Julia Craven Howard

Rep. Julia Craven Howard, R-Davie, foreground, and other North Carolina lawmakers gather March 23, 2016 in Raleigh, N.C.

The North Carolina House voted unanimously in favor of a bill that would open up income tax deductions for taxpayers with hefty medical bills.

Senate Bill 622 secures a lower tax threshold for medical and dental expense deductions for the next two taxable years.

Lawmakers estimate it could save North Carolina taxpayers about $18 million. But taxpayers may not see the full benefits of the extension because the General Assembly’s recess stalls it from becoming law before tax season.

“This legislation saves taxpayers money, and prevents them from having to file an amended income tax return or request an extension,” Senior House Finance Committee Co-Chair Rep. Julia Howard, R-Davie, said Tuesday. 

The bill was proposed in response to federal tax provisions passed by the Trump Administration in December.

President Donald Trump signed into law the Further Consolidated Appropriations Act of 2020. It incorporates provisions of the Taxpayer Certainty and Disaster Tax Relief Act of 2019, which allows states to keep the medical expense deduction threshold at 7.5 percent instead of 10 percent, which was scheduled to be implemented for 2019. The threshold will revert to 10 percent for the 2021 taxable year.

“Taking care of this reform now enhances the deduction for people with particularly high medical expenses and avoids an inconvenience for those taxpayers at filing,” Howard said. “Both of those provisions are time-consuming.”

The bill still will  have to pass through the North Carolina Senate before it can be sent to the governor for final approval.

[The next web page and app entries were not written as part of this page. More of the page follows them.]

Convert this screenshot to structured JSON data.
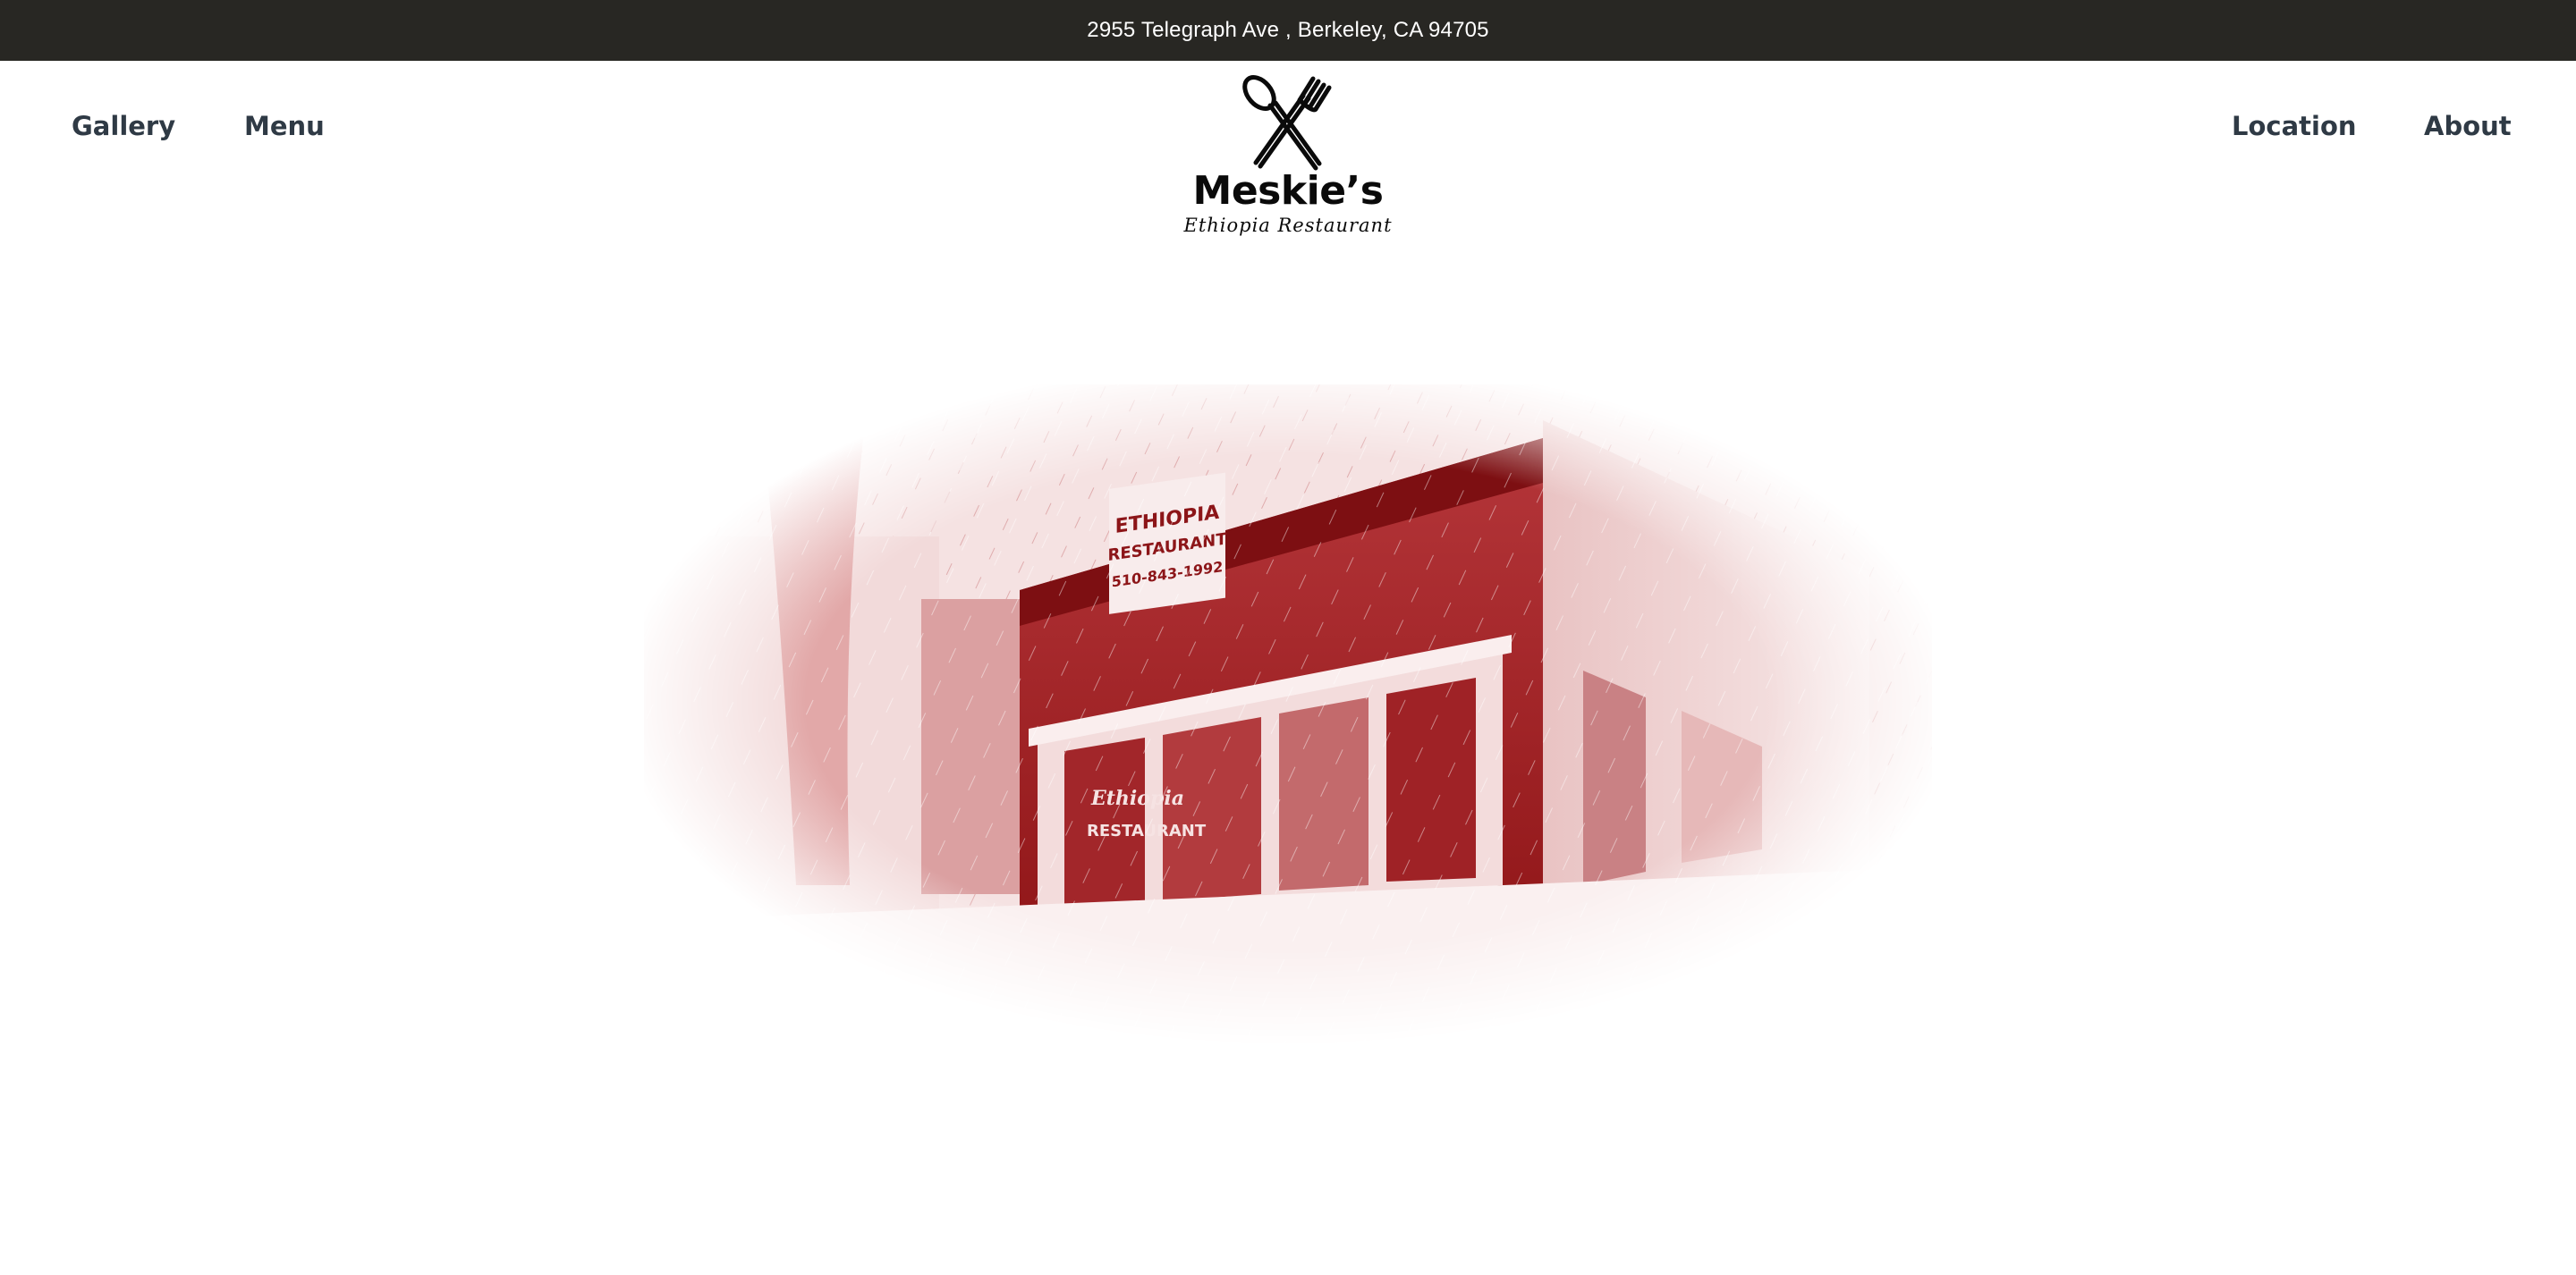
{
  "topbar": {
    "address": "2955 Telegraph Ave , Berkeley, CA 94705"
  },
  "nav": {
    "left": [
      {
        "label": "Gallery"
      },
      {
        "label": "Menu"
      }
    ],
    "right": [
      {
        "label": "Location"
      },
      {
        "label": "About"
      }
    ]
  },
  "logo": {
    "title": "Meskie’s",
    "subtitle": "Ethiopia Restaurant",
    "icon": "crossed-spoon-fork-icon"
  },
  "hero": {
    "illustration": "restaurant-storefront-illustration",
    "sign_text": [
      "ETHIOPIA",
      "RESTAURANT",
      "510-843-1992"
    ],
    "window_text": [
      "Ethiopia",
      "RESTAURANT"
    ],
    "colors": {
      "accent": "#9b1c1f",
      "topbar": "#282723",
      "nav_text": "#2f3a45"
    }
  }
}
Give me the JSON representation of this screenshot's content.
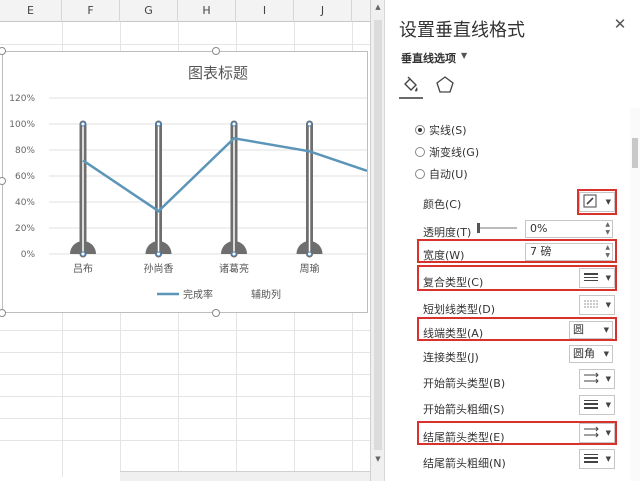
{
  "sheet": {
    "columns": [
      "E",
      "F",
      "G",
      "H",
      "I",
      "J"
    ]
  },
  "chart": {
    "title": "图表标题",
    "chart_data": {
      "type": "line",
      "categories": [
        "吕布",
        "孙尚香",
        "诸葛亮",
        "周瑜"
      ],
      "series": [
        {
          "name": "完成率",
          "values": [
            0.72,
            0.33,
            0.89,
            0.79
          ],
          "color": "#5b95b8"
        },
        {
          "name": "辅助列",
          "values": [
            1.0,
            1.0,
            1.0,
            1.0
          ],
          "color": "#6e6e6e"
        }
      ],
      "y_ticks": [
        "0%",
        "20%",
        "40%",
        "60%",
        "80%",
        "100%",
        "120%"
      ],
      "ylim": [
        0,
        1.2
      ],
      "legend": [
        "完成率",
        "辅助列"
      ],
      "legend_position": "bottom",
      "grid": true
    }
  },
  "pane": {
    "title": "设置垂直线格式",
    "close": "✕",
    "section": "垂直线选项",
    "tabs": [
      {
        "icon": "paint-bucket-icon"
      },
      {
        "icon": "pentagon-icon"
      }
    ],
    "line_options": {
      "solid": "实线(S)",
      "gradient": "渐变线(G)",
      "auto": "自动(U)",
      "selected": "solid"
    },
    "rows": {
      "color": "颜色(C)",
      "transparency": "透明度(T)",
      "transparency_value": "0%",
      "width": "宽度(W)",
      "width_value": "7 磅",
      "compound": "复合类型(C)",
      "dash": "短划线类型(D)",
      "cap": "线端类型(A)",
      "cap_value": "圆",
      "join": "连接类型(J)",
      "join_value": "圆角",
      "begin_arrow": "开始箭头类型(B)",
      "begin_arrow_size": "开始箭头粗细(S)",
      "end_arrow": "结尾箭头类型(E)",
      "end_arrow_size": "结尾箭头粗细(N)"
    },
    "colors": {
      "highlight": "#d9312b",
      "accent": "#5b95b8"
    }
  }
}
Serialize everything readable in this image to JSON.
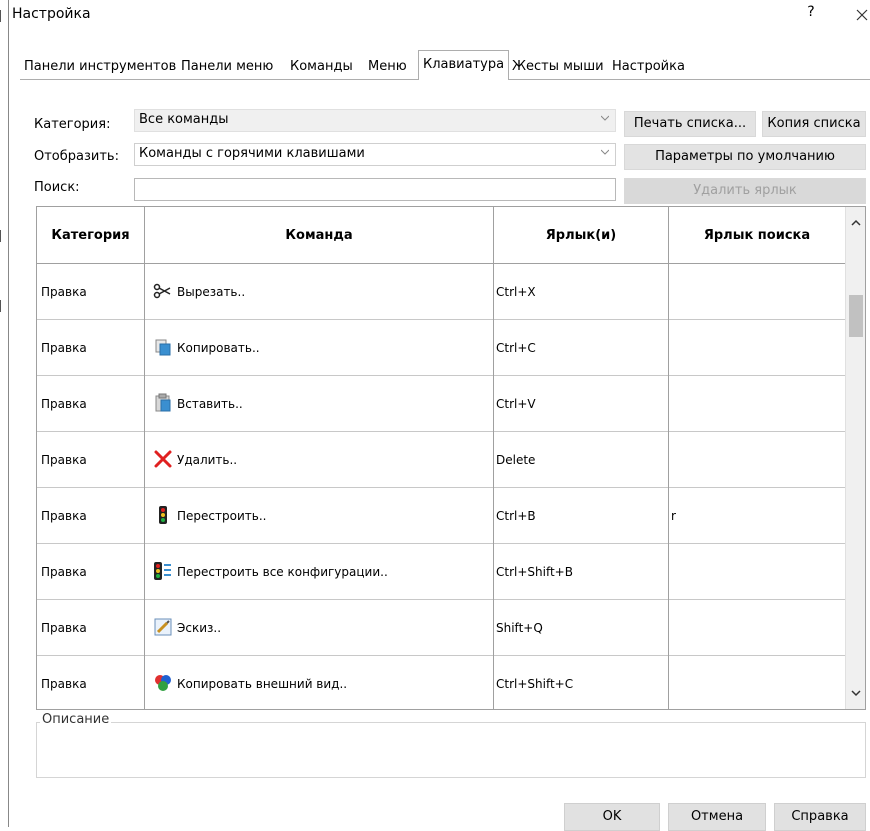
{
  "window": {
    "title": "Настройка",
    "help_label": "?",
    "close_label": "✕"
  },
  "tabs": [
    {
      "label": "Панели инструментов",
      "active": false
    },
    {
      "label": "Панели меню",
      "active": false
    },
    {
      "label": "Команды",
      "active": false
    },
    {
      "label": "Меню",
      "active": false
    },
    {
      "label": "Клавиатура",
      "active": true
    },
    {
      "label": "Жесты мыши",
      "active": false
    },
    {
      "label": "Настройка",
      "active": false
    }
  ],
  "filters": {
    "category_label": "Категория:",
    "category_value": "Все команды",
    "display_label": "Отобразить:",
    "display_value": "Команды с горячими клавишами",
    "search_label": "Поиск:",
    "search_value": ""
  },
  "actions": {
    "print_list": "Печать списка...",
    "copy_list": "Копия списка",
    "defaults": "Параметры по умолчанию",
    "remove_shortcut": "Удалить ярлык"
  },
  "table": {
    "columns": [
      "Категория",
      "Команда",
      "Ярлык(и)",
      "Ярлык поиска"
    ],
    "rows": [
      {
        "category": "Правка",
        "icon": "scissors-icon",
        "command": "Вырезать..",
        "shortcut": "Ctrl+X",
        "search_shortcut": ""
      },
      {
        "category": "Правка",
        "icon": "copy-icon",
        "command": "Копировать..",
        "shortcut": "Ctrl+C",
        "search_shortcut": ""
      },
      {
        "category": "Правка",
        "icon": "paste-icon",
        "command": "Вставить..",
        "shortcut": "Ctrl+V",
        "search_shortcut": ""
      },
      {
        "category": "Правка",
        "icon": "delete-icon",
        "command": "Удалить..",
        "shortcut": "Delete",
        "search_shortcut": ""
      },
      {
        "category": "Правка",
        "icon": "traffic-light-icon",
        "command": "Перестроить..",
        "shortcut": "Ctrl+B",
        "search_shortcut": "r"
      },
      {
        "category": "Правка",
        "icon": "rebuild-all-icon",
        "command": "Перестроить все конфигурации..",
        "shortcut": "Ctrl+Shift+B",
        "search_shortcut": ""
      },
      {
        "category": "Правка",
        "icon": "sketch-icon",
        "command": "Эскиз..",
        "shortcut": "Shift+Q",
        "search_shortcut": ""
      },
      {
        "category": "Правка",
        "icon": "appearance-icon",
        "command": "Копировать внешний вид..",
        "shortcut": "Ctrl+Shift+C",
        "search_shortcut": ""
      }
    ]
  },
  "description": {
    "label": "Описание",
    "text": ""
  },
  "footer": {
    "ok": "OK",
    "cancel": "Отмена",
    "help": "Справка"
  }
}
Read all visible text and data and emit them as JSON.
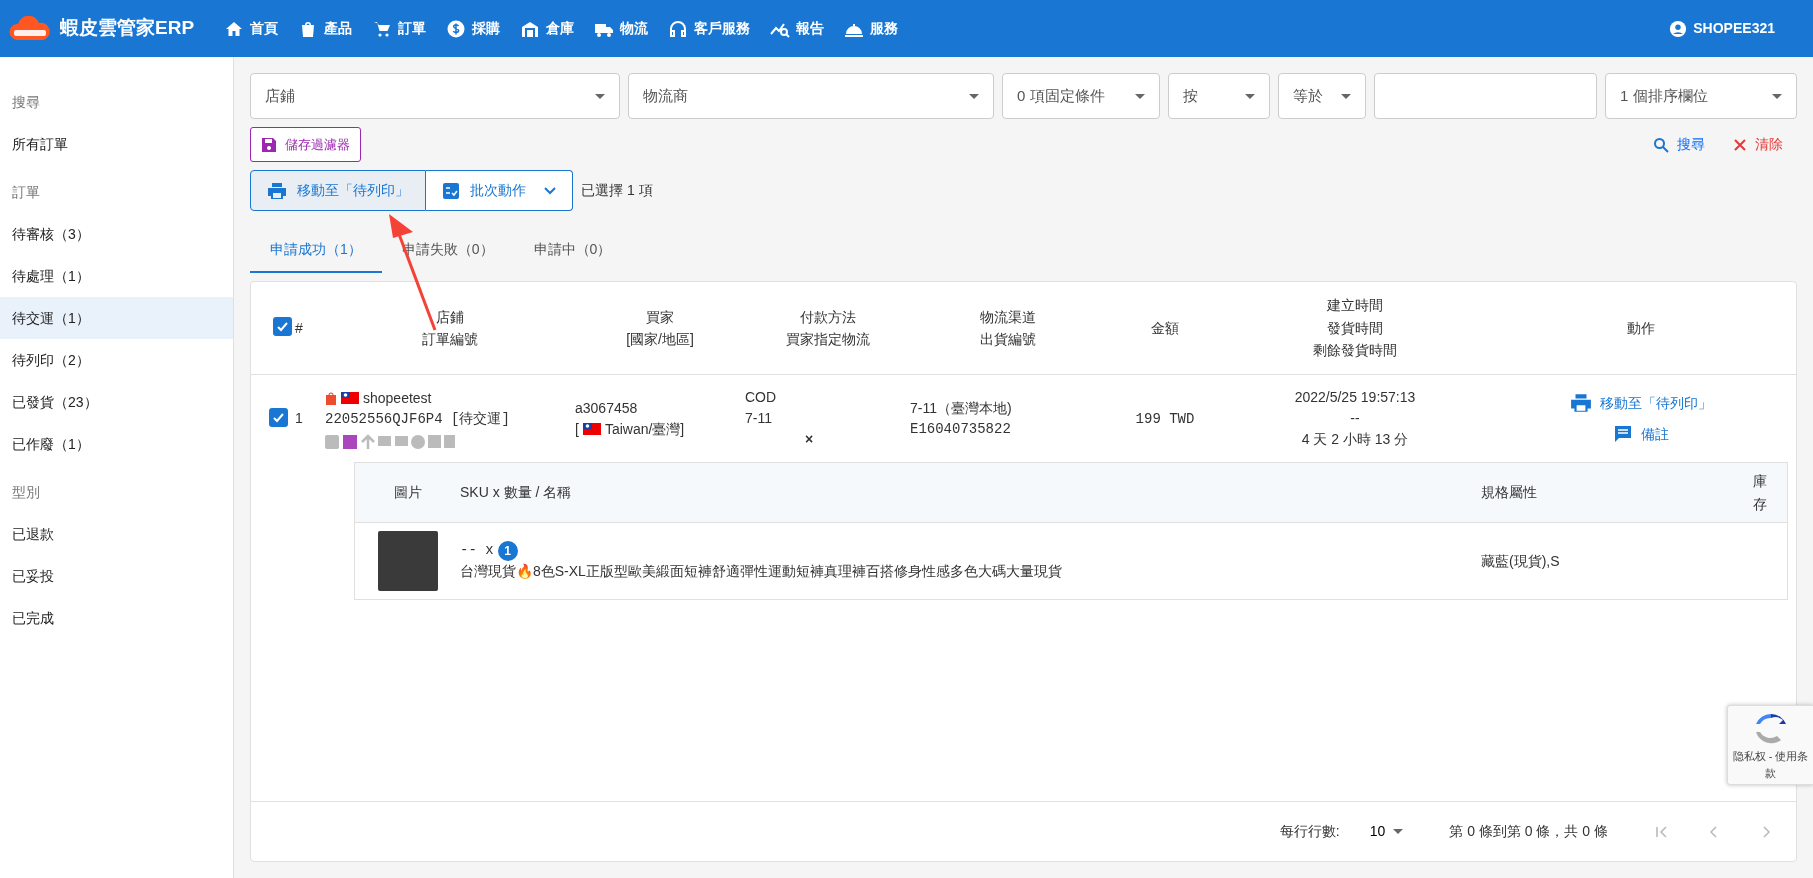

Rep. Keith Kidwell, R–Beaufort, who has worked as a tax advisor for more than 30 years, urged his colleagues to forward the law to the Senate before its recess. He said the cost of filing an amended tax return will outweigh the savings for taxpayers.

“This absolutely needs to get done,” he said. “It is the right thing to do. Our tax system is supposed to be equitable. If we don’t recouple this immediately to the feds, it would not be equitable. That would not be responsible by this House or the Senate.”

The Senate vote is expected in late April when the legislature reconvenes.

Staff Reporter

Nyamekye Daniel has been a journalist for three years. She was the managing editor for the South Florida Media Network and a staff writer for The Miami Times. Daniel's work has also appeared in the Sun-Sentinel, Miami Herald and The New York Times.